Using transition words like “most importantly’, ‘because’ and ‘therefore’, you improve the flow of your article as they provide hints to the reader about what is coming next.
- Sentence beginnings
If any of your consecutive sentences start with the same word, it would feel repetitive to your reader and this could be annoying
Always keep your sentences varied, so your article is readable and free of obstacles. Unless you want to prove something or use it as a writing style, of course.
- Flesch reading ease
This world-famous test analyzes texts and grades them on a scale from 1-100. The lower the score, the more difficult it is to read the text. Texts with a very high Flesch reading ease score (about 100) are very easy to read. They have short sentences and no words of more than two syllables. Usually, a reading ease score of 60-70 is believed to be acceptable/normal for web copy.
- Paragraph length

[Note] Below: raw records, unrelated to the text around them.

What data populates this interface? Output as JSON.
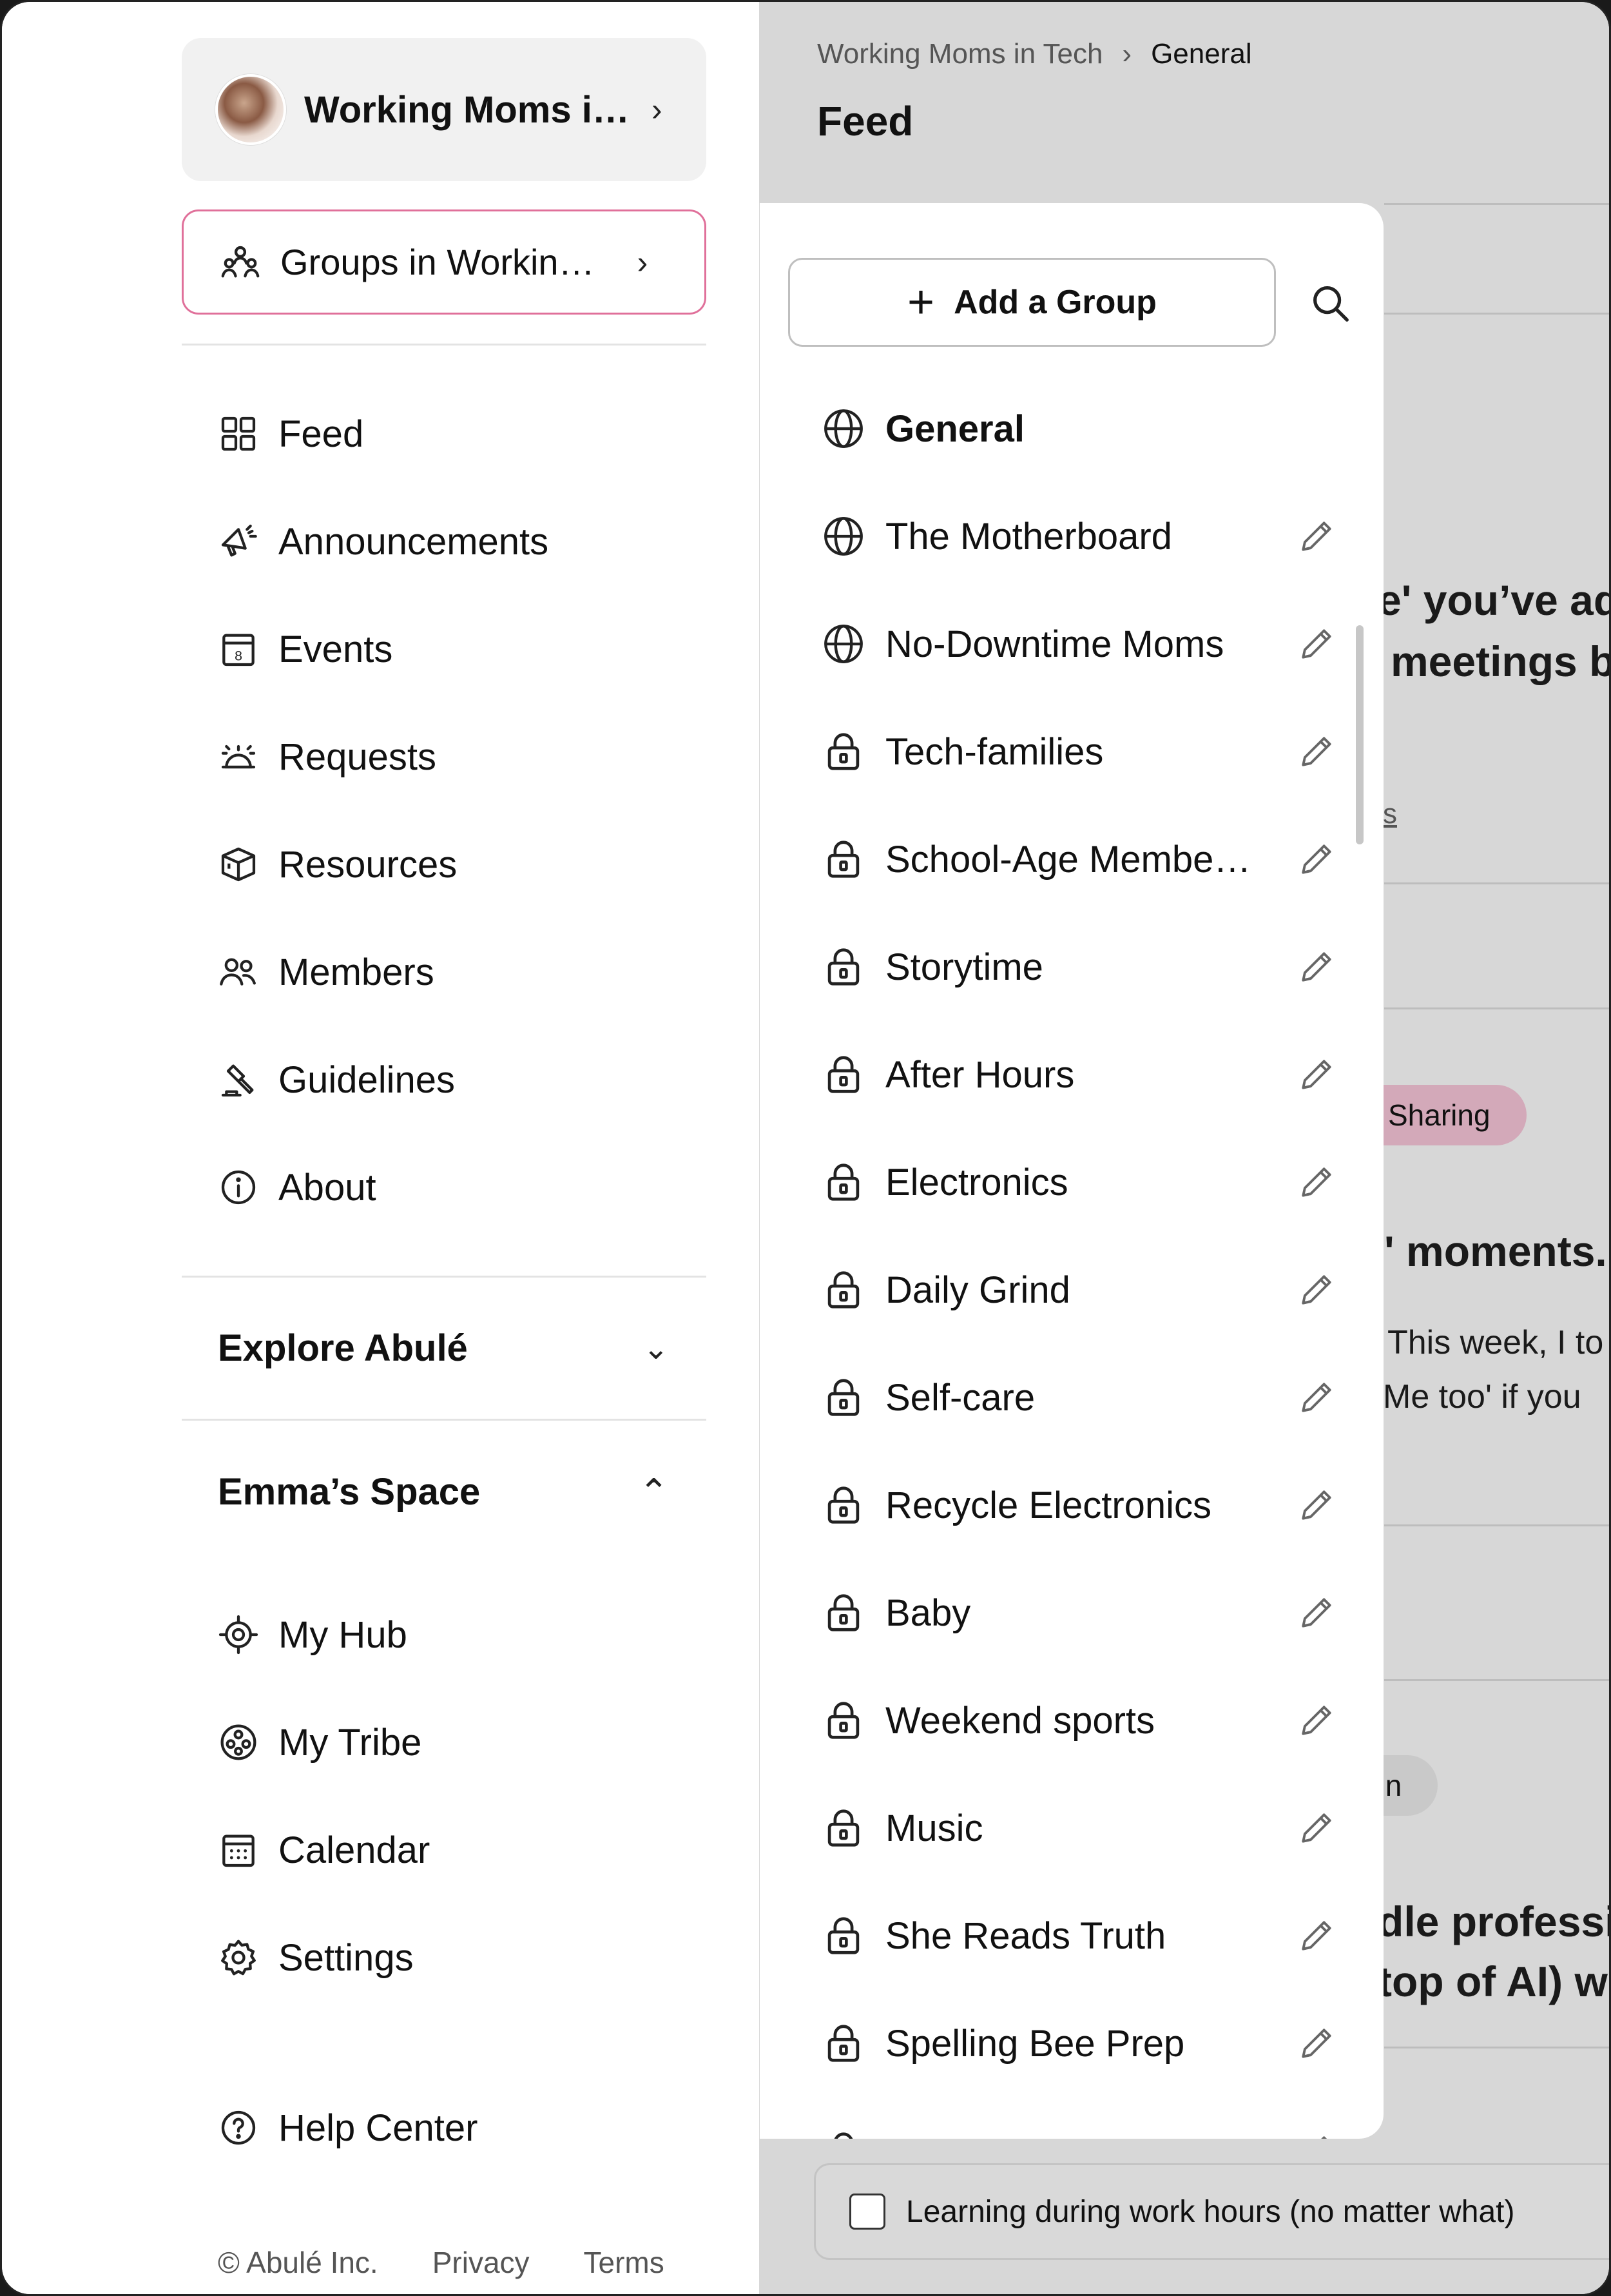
{
  "community": {
    "name": "Working Moms i…"
  },
  "groups_button": {
    "label": "Groups in Workin…"
  },
  "nav": [
    {
      "key": "feed",
      "label": "Feed",
      "icon": "grid-icon"
    },
    {
      "key": "announcements",
      "label": "Announcements",
      "icon": "megaphone-icon"
    },
    {
      "key": "events",
      "label": "Events",
      "icon": "calendar-day-icon"
    },
    {
      "key": "requests",
      "label": "Requests",
      "icon": "alarm-bell-icon"
    },
    {
      "key": "resources",
      "label": "Resources",
      "icon": "box-icon"
    },
    {
      "key": "members",
      "label": "Members",
      "icon": "members-icon"
    },
    {
      "key": "guidelines",
      "label": "Guidelines",
      "icon": "gavel-icon"
    },
    {
      "key": "about",
      "label": "About",
      "icon": "info-icon"
    }
  ],
  "explore": {
    "title": "Explore Abulé"
  },
  "space": {
    "title": "Emma’s Space",
    "items": [
      {
        "key": "my-hub",
        "label": "My Hub",
        "icon": "crosshair-icon"
      },
      {
        "key": "my-tribe",
        "label": "My Tribe",
        "icon": "tribe-icon"
      },
      {
        "key": "calendar",
        "label": "Calendar",
        "icon": "calendar-icon"
      },
      {
        "key": "settings",
        "label": "Settings",
        "icon": "gear-icon"
      }
    ]
  },
  "help": {
    "label": "Help Center"
  },
  "footer": {
    "copyright": "© Abulé Inc.",
    "privacy": "Privacy",
    "terms": "Terms"
  },
  "breadcrumb": {
    "parent": "Working Moms in Tech",
    "current": "General"
  },
  "page_title": "Feed",
  "groups_panel": {
    "add_label": "Add a Group",
    "groups": [
      {
        "name": "General",
        "type": "public",
        "selected": true,
        "editable": false
      },
      {
        "name": "The Motherboard",
        "type": "public",
        "editable": true
      },
      {
        "name": "No-Downtime Moms",
        "type": "public",
        "editable": true
      },
      {
        "name": "Tech-families",
        "type": "private",
        "editable": true
      },
      {
        "name": "School-Age Membe…",
        "type": "private",
        "editable": true
      },
      {
        "name": "Storytime",
        "type": "private",
        "editable": true
      },
      {
        "name": "After Hours",
        "type": "private",
        "editable": true
      },
      {
        "name": "Electronics",
        "type": "private",
        "editable": true
      },
      {
        "name": "Daily Grind",
        "type": "private",
        "editable": true
      },
      {
        "name": "Self-care",
        "type": "private",
        "editable": true
      },
      {
        "name": "Recycle Electronics",
        "type": "private",
        "editable": true
      },
      {
        "name": "Baby",
        "type": "private",
        "editable": true
      },
      {
        "name": "Weekend sports",
        "type": "private",
        "editable": true
      },
      {
        "name": "Music",
        "type": "private",
        "editable": true
      },
      {
        "name": "She Reads Truth",
        "type": "private",
        "editable": true
      },
      {
        "name": "Spelling Bee Prep",
        "type": "private",
        "editable": true
      }
    ]
  },
  "background_feed": {
    "fragment1": "e' you’ve ad",
    "fragment2": "meetings b",
    "fragment3": "s",
    "tag1": "Sharing",
    "fragment4": "' moments.",
    "fragment5": "This week, I to",
    "fragment6": "Me too' if you",
    "tag2": "ain",
    "fragment7": "dle professio",
    "fragment8": "top of AI) wh",
    "checkbox_label": "Learning during work hours (no matter what)"
  }
}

A lot of people use extremely long paragraphs and that makes your text daunting as it becomes just one big blob of text. So what you have to do is, break it up, use shorter paragraphs, and don’t forget to give your core sentences some thought.
- Subheading distribution
Similar to long paragraphs, texts without subheadings are difficult to scan, which makes them rather daunting. So, Yoast checks if you use enough subheadings to guide your readers through the text and help them find what they’re looking for.
- Sentence length
Sentence length is one of the core aspects that can make a text hard to read. If most of your sentences are too long – over 20 words – people lose track of your point. Readers often have to jump back a few words to find out what you mean. This is very tiring and inefficient. Try to keep the number of words in a sentence in check. Shorten your sentences. Aim for easy understanding, not a complex literary masterpiece.
- Passive voice
Using a lot of passive voice in your text makes it appear distant, and your message will be less clear. Your sentences become wordy and difficult because the sentence structure is harder to understand. Whenever you use the passive voice, always consider whether a better, active alternative is available.
How to use the readability analysis in Yoast SEO
You can find the readability analysis in your Yoast sidebar and in the Yoast meta box underneath the post or page you’re editing.
It’s very easy to use the analysis to improve your content. You can just start writing the article you want to write. The readability score is calculated in real-time, so you can look at it while you write. However, if you want to stay focused, you can also choose not to look at the score while you’re writing your first draft. That way you can write without being distracted and make the final tweaks afterward.
The readability score helps you by giving you a green, orange or red bullet per check. If you get an orange or red bullet, just click on the eye icon to find out where improvements can be made.
Everyone has their own writing and editing process, and this way isn’t necessarily how you should use it. For instance, you might be targeting a Flesch level of 80. If so, you have to find out what works gradually. When using the readability tool for a while, you’ll notice that you’ll automatically get a feel for the level you are aiming for. Practice makes perfect!
This concludes the on-site SEO optimization. Were you aware of what on-site SEO optimization was and have you ever tried it? I know that for some this might seem like a mountain to climb but once you make the first step, the rest will be easier to understand and implement.
I would love to hear your thoughts on what you think of this guide on on-site SEO optimization and if there are some things you might want to add.